Ron Radosh

The Truth about China Today

We are reminded today that in some places in the world, systemic torture of political and criminal detainees is the norm, not the exception. The United Nations Committee on Torture today released its report documenting that in China, convictions in court are often obtained as a result of forced confessions.

China, as thousands of American tourists know, has come a long way from the days of Chairman Mao. Visitors encounter a thriving economy, a population far more prosperous and upwardly mobile than was the case a mere twenty years ago, and cities comparable in energy and size to the greatest in our own country.

Yet, in the ways of law and legality, China is apparently still operating according to the norms established decades ago in the Maoist realm. The current regime still practices “reeducation” through labor; an Orwellian term for harsh punishment for one’s ideas until repentance and cessation of dissident ideas is accepted.

The current generation of young Chinese, responding to the regime’s nationalist tilt, has largely abandoned the brief democratic renaissance that broke out in the days of the Tiananmen Square demonstrations. If you travel to China and speak to college students, as I did, you will most often find a chorus of uniform rants against Taiwan, and various expressions of strong nationalist feelings about China taking its rightful place in the world against old imperialist exploiters. Rarely do you find anyone talking about the need for democracy or political reform.
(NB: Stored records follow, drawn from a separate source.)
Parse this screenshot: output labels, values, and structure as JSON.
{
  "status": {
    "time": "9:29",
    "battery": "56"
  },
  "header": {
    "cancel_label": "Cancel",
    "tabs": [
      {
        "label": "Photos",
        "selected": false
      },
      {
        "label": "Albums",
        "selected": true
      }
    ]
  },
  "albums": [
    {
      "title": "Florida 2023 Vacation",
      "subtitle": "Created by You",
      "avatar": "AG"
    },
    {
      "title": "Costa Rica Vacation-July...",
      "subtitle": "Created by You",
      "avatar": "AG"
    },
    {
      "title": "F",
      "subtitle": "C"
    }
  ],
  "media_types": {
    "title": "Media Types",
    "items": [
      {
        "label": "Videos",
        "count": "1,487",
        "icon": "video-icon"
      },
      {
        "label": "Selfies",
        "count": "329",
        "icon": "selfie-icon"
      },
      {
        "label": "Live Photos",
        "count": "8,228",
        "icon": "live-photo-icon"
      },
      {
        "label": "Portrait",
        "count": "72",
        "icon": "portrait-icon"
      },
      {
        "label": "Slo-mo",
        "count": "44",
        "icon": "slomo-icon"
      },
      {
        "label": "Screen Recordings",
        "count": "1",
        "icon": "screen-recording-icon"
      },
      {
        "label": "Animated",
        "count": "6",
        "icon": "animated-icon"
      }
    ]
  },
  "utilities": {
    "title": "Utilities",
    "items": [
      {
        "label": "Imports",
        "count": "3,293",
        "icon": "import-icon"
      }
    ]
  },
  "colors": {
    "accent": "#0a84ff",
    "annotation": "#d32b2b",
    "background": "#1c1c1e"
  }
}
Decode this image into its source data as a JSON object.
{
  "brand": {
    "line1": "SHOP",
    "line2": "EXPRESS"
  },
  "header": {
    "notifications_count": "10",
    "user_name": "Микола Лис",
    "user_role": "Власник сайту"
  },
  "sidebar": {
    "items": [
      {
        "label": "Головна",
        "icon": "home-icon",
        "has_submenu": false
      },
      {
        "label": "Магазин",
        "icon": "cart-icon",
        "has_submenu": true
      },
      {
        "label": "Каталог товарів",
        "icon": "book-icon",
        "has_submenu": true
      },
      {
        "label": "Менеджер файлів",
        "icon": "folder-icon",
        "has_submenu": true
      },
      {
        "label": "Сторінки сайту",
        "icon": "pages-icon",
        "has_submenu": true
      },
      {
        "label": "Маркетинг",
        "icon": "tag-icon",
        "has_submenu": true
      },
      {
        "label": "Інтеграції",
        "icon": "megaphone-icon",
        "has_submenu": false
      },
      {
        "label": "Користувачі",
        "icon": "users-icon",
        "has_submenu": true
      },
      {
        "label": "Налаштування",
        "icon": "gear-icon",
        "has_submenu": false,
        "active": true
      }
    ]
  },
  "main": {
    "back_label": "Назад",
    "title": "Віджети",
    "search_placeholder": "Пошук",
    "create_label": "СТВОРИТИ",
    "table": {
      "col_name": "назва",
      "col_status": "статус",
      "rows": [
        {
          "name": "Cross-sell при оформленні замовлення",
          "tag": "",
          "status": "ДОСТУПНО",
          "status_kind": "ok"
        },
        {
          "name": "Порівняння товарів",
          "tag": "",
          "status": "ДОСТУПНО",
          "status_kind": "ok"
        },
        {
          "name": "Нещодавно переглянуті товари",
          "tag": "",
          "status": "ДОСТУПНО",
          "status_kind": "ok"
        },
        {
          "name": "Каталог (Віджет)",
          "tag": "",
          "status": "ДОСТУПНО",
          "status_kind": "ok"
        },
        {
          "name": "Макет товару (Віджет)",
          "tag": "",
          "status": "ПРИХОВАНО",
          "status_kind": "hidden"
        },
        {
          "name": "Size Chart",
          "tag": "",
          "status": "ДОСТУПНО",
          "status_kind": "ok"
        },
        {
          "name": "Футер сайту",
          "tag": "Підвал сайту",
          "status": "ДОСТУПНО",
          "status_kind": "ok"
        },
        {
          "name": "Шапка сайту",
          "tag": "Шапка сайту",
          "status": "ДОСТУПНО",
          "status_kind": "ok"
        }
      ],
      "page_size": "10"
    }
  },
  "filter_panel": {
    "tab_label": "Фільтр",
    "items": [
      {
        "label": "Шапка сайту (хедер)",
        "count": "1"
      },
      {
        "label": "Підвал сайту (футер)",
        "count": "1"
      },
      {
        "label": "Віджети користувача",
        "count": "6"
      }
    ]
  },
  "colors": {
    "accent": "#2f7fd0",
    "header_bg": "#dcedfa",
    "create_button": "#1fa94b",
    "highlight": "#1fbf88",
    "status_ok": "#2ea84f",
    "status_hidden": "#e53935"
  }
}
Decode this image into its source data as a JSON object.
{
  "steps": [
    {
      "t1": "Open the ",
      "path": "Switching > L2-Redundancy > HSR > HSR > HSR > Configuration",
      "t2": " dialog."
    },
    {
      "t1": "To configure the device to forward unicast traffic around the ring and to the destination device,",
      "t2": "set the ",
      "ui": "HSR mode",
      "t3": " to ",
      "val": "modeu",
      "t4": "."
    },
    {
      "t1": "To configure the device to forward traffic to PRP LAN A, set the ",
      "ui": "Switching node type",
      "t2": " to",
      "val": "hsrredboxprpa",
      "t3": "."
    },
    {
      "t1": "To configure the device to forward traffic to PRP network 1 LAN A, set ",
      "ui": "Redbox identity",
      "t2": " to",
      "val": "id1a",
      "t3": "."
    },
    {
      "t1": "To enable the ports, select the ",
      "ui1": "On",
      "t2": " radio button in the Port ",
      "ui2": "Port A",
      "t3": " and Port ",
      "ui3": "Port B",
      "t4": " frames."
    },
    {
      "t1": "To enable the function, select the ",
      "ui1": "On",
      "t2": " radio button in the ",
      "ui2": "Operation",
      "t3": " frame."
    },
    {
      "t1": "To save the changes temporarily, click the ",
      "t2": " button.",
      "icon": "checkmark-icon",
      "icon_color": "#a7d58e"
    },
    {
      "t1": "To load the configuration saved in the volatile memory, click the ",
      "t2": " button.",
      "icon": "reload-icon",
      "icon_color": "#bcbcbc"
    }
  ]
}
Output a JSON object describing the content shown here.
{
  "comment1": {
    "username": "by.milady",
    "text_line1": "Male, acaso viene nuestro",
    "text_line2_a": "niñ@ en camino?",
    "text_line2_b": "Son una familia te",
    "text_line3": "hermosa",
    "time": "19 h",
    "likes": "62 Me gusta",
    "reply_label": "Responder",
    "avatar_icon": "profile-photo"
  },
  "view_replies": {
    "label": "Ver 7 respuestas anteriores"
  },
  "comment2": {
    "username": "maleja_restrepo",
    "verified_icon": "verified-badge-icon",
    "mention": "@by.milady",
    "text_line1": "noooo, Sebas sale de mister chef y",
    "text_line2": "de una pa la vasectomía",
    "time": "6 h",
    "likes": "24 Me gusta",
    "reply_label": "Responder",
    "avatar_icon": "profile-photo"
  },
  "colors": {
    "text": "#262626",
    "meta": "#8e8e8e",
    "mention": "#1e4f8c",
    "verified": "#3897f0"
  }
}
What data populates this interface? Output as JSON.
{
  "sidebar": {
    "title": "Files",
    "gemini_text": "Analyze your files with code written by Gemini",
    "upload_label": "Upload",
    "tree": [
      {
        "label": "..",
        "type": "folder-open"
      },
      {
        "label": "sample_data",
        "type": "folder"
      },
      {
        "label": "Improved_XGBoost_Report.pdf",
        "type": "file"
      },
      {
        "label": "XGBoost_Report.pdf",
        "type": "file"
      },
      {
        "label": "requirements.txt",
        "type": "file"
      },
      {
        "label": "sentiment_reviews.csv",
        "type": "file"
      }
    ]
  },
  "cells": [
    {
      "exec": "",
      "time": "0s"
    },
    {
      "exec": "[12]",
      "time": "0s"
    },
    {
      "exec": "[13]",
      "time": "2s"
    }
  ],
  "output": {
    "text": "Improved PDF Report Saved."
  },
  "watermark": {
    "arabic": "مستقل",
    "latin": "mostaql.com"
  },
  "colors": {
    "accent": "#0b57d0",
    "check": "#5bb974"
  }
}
It will come, some will tell you, but in many decades.

So the reality, as The New York Times reports, is that repression of human rights advocates before the Olympic games has continued unabated.  The few who do speak out are indeed brave.  People who dared sign a petition simply saying “We Want Human Rights, Not Olympics” were tortured, imprisoned and sent to the labor reeducation centers. Evidently, the government fears that allowing any expression of opinion is so dangerous that it might open the floodgates. One professor, the paper reports, was arrested for “inciting subversion of state power” for trying to establish a new independent political party. Another man was arrested for “slandering” the Communist Party.

All this reminds one of the old Soviet era jokes in Russia. As Brezhnev was speaking, one man in the audience yelled out “shut up, you stupid idiot.” He was immediately arrested and sentenced to 20 years in prison- 5 for slandering the nation’s leader and 15 for revealing state secrets.

To China’s victims, it is not funny at all. Chen Daojun was convicted because as an environmentalist, he was disturbed about a new petrochemical plant being built in Chengdu. His wife was distraught. She did not understand what he had done wrong. “He was only describing the way society is,” she said.  And that is the awful reality: in China today, telling the truth is still a criminal activity.